WHAT IS BEING ASKED
Repeat all the data that appears below, keeping it exact.

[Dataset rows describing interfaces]
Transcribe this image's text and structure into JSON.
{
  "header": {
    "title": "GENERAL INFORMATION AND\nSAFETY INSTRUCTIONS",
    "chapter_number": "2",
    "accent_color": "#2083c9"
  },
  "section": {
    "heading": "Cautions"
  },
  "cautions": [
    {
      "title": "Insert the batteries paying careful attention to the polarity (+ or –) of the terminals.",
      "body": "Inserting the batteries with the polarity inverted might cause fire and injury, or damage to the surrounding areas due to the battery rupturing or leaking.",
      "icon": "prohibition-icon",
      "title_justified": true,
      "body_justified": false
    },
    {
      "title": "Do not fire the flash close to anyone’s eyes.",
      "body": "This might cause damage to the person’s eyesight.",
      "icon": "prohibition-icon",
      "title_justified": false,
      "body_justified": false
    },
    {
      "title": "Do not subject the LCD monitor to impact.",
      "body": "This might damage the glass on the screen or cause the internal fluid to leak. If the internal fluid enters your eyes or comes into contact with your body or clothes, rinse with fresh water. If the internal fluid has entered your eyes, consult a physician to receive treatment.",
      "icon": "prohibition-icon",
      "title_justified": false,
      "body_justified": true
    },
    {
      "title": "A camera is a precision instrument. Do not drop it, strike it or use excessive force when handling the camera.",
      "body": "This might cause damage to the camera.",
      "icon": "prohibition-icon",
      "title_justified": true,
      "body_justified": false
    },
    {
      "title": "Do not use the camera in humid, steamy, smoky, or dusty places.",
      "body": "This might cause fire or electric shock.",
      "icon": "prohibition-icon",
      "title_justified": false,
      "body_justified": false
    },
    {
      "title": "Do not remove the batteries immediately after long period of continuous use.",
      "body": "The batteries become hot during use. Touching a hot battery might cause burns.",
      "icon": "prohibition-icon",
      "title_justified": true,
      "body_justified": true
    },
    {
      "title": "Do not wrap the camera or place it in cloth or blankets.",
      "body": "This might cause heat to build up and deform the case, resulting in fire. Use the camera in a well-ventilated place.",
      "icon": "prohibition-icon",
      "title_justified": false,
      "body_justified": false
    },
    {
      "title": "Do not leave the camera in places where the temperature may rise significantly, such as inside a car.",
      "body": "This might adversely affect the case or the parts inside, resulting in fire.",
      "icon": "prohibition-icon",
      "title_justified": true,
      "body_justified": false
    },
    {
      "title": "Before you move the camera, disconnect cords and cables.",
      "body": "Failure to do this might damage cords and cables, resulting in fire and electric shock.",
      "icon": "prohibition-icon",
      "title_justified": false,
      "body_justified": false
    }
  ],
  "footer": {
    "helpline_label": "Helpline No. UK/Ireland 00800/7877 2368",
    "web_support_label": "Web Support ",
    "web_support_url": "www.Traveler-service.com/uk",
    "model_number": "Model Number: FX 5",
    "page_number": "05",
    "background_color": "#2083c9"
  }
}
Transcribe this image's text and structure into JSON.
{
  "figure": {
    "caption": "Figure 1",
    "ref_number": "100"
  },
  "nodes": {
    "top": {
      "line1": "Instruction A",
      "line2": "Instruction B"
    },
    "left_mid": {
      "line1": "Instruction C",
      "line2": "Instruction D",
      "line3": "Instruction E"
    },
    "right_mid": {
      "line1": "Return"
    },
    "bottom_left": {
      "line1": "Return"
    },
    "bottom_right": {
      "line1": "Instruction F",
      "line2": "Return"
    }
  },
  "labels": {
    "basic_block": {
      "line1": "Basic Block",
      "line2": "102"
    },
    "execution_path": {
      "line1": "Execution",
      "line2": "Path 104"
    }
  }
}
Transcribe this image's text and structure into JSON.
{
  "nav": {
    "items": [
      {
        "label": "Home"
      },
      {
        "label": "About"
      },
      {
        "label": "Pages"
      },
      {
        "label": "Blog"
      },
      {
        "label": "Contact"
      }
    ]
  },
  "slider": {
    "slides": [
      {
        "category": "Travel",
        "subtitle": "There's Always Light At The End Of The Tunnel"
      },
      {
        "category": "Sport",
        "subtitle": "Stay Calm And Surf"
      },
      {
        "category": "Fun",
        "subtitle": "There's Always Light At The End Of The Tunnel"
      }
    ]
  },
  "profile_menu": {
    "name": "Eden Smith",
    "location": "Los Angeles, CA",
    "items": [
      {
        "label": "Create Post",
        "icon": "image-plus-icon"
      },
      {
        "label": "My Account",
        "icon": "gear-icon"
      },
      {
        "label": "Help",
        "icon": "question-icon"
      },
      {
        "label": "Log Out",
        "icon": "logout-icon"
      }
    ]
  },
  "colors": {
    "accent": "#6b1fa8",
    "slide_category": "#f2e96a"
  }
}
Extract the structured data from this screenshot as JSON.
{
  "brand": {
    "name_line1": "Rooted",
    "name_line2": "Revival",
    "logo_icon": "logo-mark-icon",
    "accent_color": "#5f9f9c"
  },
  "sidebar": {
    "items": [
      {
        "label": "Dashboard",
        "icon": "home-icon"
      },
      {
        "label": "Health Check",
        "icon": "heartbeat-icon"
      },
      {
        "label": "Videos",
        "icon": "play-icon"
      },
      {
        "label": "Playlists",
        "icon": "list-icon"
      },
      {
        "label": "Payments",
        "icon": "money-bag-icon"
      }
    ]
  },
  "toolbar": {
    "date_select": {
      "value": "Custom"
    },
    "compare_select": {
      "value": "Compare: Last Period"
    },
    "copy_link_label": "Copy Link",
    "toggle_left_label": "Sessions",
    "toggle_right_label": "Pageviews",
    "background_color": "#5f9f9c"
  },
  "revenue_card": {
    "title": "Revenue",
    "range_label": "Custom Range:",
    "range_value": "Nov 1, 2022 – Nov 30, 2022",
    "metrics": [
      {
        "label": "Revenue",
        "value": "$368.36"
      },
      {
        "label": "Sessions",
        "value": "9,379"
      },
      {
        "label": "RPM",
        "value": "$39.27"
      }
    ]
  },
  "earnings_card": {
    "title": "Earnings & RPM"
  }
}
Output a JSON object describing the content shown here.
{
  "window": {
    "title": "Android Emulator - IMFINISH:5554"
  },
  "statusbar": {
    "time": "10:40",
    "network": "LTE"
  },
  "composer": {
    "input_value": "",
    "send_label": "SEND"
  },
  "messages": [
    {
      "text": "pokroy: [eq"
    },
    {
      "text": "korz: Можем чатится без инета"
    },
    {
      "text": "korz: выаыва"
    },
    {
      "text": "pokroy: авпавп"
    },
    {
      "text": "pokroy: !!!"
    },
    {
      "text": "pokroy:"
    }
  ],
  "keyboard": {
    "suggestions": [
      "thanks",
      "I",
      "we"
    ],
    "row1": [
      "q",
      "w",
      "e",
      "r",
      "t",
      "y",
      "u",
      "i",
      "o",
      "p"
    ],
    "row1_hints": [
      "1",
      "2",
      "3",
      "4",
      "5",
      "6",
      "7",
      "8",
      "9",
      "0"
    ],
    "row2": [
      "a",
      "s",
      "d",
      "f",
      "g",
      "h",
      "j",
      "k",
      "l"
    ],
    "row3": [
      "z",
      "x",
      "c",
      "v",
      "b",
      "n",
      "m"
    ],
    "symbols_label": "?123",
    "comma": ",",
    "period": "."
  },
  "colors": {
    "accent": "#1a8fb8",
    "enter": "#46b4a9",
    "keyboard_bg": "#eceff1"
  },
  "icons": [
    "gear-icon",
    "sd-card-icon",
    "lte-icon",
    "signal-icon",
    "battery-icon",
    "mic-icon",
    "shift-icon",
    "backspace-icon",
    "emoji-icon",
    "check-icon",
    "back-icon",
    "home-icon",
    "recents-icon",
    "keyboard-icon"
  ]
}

OUTPUT FOR THIS TASK
Transcribe this image's text and structure into JSON.
{
  "header": {
    "title": "GENERAL INFORMATION AND\nSAFETY INSTRUCTIONS",
    "chapter_number": "2",
    "accent_color": "#2083c9"
  },
  "section": {
    "heading": "Cautions"
  },
  "cautions": [
    {
      "title": "Insert the batteries paying careful attention to the polarity (+ or –) of the terminals.",
      "body": "Inserting the batteries with the polarity inverted might cause fire and injury, or damage to the surrounding areas due to the battery rupturing or leaking.",
      "icon": "prohibition-icon",
      "title_justified": true,
      "body_justified": false
    },
    {
      "title": "Do not fire the flash close to anyone’s eyes.",
      "body": "This might cause damage to the person’s eyesight.",
      "icon": "prohibition-icon",
      "title_justified": false,
      "body_justified": false
    },
    {
      "title": "Do not subject the LCD monitor to impact.",
      "body": "This might damage the glass on the screen or cause the internal fluid to leak. If the internal fluid enters your eyes or comes into contact with your body or clothes, rinse with fresh water. If the internal fluid has entered your eyes, consult a physician to receive treatment.",
      "icon": "prohibition-icon",
      "title_justified": false,
      "body_justified": true
    },
    {
      "title": "A camera is a precision instrument. Do not drop it, strike it or use excessive force when handling the camera.",
      "body": "This might cause damage to the camera.",
      "icon": "prohibition-icon",
      "title_justified": true,
      "body_justified": false
    },
    {
      "title": "Do not use the camera in humid, steamy, smoky, or dusty places.",
      "body": "This might cause fire or electric shock.",
      "icon": "prohibition-icon",
      "title_justified": false,
      "body_justified": false
    },
    {
      "title": "Do not remove the batteries immediately after long period of continuous use.",
      "body": "The batteries become hot during use. Touching a hot battery might cause burns.",
      "icon": "prohibition-icon",
      "title_justified": true,
      "body_justified": true
    },
    {
      "title": "Do not wrap the camera or place it in cloth or blankets.",
      "body": "This might cause heat to build up and deform the case, resulting in fire. Use the camera in a well-ventilated place.",
      "icon": "prohibition-icon",
      "title_justified": false,
      "body_justified": false
    },
    {
      "title": "Do not leave the camera in places where the temperature may rise significantly, such as inside a car.",
      "body": "This might adversely affect the case or the parts inside, resulting in fire.",
      "icon": "prohibition-icon",
      "title_justified": true,
      "body_justified": false
    },
    {
      "title": "Before you move the camera, disconnect cords and cables.",
      "body": "Failure to do this might damage cords and cables, resulting in fire and electric shock.",
      "icon": "prohibition-icon",
      "title_justified": false,
      "body_justified": false
    }
  ],
  "footer": {
    "helpline_label": "Helpline No. UK/Ireland 00800/7877 2368",
    "web_support_label": "Web Support ",
    "web_support_url": "www.Traveler-service.com/uk",
    "model_number": "Model Number: FX 5",
    "page_number": "05",
    "background_color": "#2083c9"
  }
}
Transcribe this image's text and structure into JSON.
{
  "figure": {
    "caption": "Figure 1",
    "ref_number": "100"
  },
  "nodes": {
    "top": {
      "line1": "Instruction A",
      "line2": "Instruction B"
    },
    "left_mid": {
      "line1": "Instruction C",
      "line2": "Instruction D",
      "line3": "Instruction E"
    },
    "right_mid": {
      "line1": "Return"
    },
    "bottom_left": {
      "line1": "Return"
    },
    "bottom_right": {
      "line1": "Instruction F",
      "line2": "Return"
    }
  },
  "labels": {
    "basic_block": {
      "line1": "Basic Block",
      "line2": "102"
    },
    "execution_path": {
      "line1": "Execution",
      "line2": "Path 104"
    }
  }
}
Transcribe this image's text and structure into JSON.
{
  "nav": {
    "items": [
      {
        "label": "Home"
      },
      {
        "label": "About"
      },
      {
        "label": "Pages"
      },
      {
        "label": "Blog"
      },
      {
        "label": "Contact"
      }
    ]
  },
  "slider": {
    "slides": [
      {
        "category": "Travel",
        "subtitle": "There's Always Light At The End Of The Tunnel"
      },
      {
        "category": "Sport",
        "subtitle": "Stay Calm And Surf"
      },
      {
        "category": "Fun",
        "subtitle": "There's Always Light At The End Of The Tunnel"
      }
    ]
  },
  "profile_menu": {
    "name": "Eden Smith",
    "location": "Los Angeles, CA",
    "items": [
      {
        "label": "Create Post",
        "icon": "image-plus-icon"
      },
      {
        "label": "My Account",
        "icon": "gear-icon"
      },
      {
        "label": "Help",
        "icon": "question-icon"
      },
      {
        "label": "Log Out",
        "icon": "logout-icon"
      }
    ]
  },
  "colors": {
    "accent": "#6b1fa8",
    "slide_category": "#f2e96a"
  }
}
Extract the structured data from this screenshot as JSON.
{
  "brand": {
    "name_line1": "Rooted",
    "name_line2": "Revival",
    "logo_icon": "logo-mark-icon",
    "accent_color": "#5f9f9c"
  },
  "sidebar": {
    "items": [
      {
        "label": "Dashboard",
        "icon": "home-icon"
      },
      {
        "label": "Health Check",
        "icon": "heartbeat-icon"
      },
      {
        "label": "Videos",
        "icon": "play-icon"
      },
      {
        "label": "Playlists",
        "icon": "list-icon"
      },
      {
        "label": "Payments",
        "icon": "money-bag-icon"
      }
    ]
  },
  "toolbar": {
    "date_select": {
      "value": "Custom"
    },
    "compare_select": {
      "value": "Compare: Last Period"
    },
    "copy_link_label": "Copy Link",
    "toggle_left_label": "Sessions",
    "toggle_right_label": "Pageviews",
    "background_color": "#5f9f9c"
  },
  "revenue_card": {
    "title": "Revenue",
    "range_label": "Custom Range:",
    "range_value": "Nov 1, 2022 – Nov 30, 2022",
    "metrics": [
      {
        "label": "Revenue",
        "value": "$368.36"
      },
      {
        "label": "Sessions",
        "value": "9,379"
      },
      {
        "label": "RPM",
        "value": "$39.27"
      }
    ]
  },
  "earnings_card": {
    "title": "Earnings & RPM"
  }
}
Output a JSON object describing the content shown here.
{
  "window": {
    "title": "Android Emulator - IMFINISH:5554"
  },
  "statusbar": {
    "time": "10:40",
    "network": "LTE"
  },
  "composer": {
    "input_value": "",
    "send_label": "SEND"
  },
  "messages": [
    {
      "text": "pokroy: [eq"
    },
    {
      "text": "korz: Можем чатится без инета"
    },
    {
      "text": "korz: выаыва"
    },
    {
      "text": "pokroy: авпавп"
    },
    {
      "text": "pokroy: !!!"
    },
    {
      "text": "pokroy:"
    }
  ],
  "keyboard": {
    "suggestions": [
      "thanks",
      "I",
      "we"
    ],
    "row1": [
      "q",
      "w",
      "e",
      "r",
      "t",
      "y",
      "u",
      "i",
      "o",
      "p"
    ],
    "row1_hints": [
      "1",
      "2",
      "3",
      "4",
      "5",
      "6",
      "7",
      "8",
      "9",
      "0"
    ],
    "row2": [
      "a",
      "s",
      "d",
      "f",
      "g",
      "h",
      "j",
      "k",
      "l"
    ],
    "row3": [
      "z",
      "x",
      "c",
      "v",
      "b",
      "n",
      "m"
    ],
    "symbols_label": "?123",
    "comma": ",",
    "period": "."
  },
  "colors": {
    "accent": "#1a8fb8",
    "enter": "#46b4a9",
    "keyboard_bg": "#eceff1"
  },
  "icons": [
    "gear-icon",
    "sd-card-icon",
    "lte-icon",
    "signal-icon",
    "battery-icon",
    "mic-icon",
    "shift-icon",
    "backspace-icon",
    "emoji-icon",
    "check-icon",
    "back-icon",
    "home-icon",
    "recents-icon",
    "keyboard-icon"
  ]
}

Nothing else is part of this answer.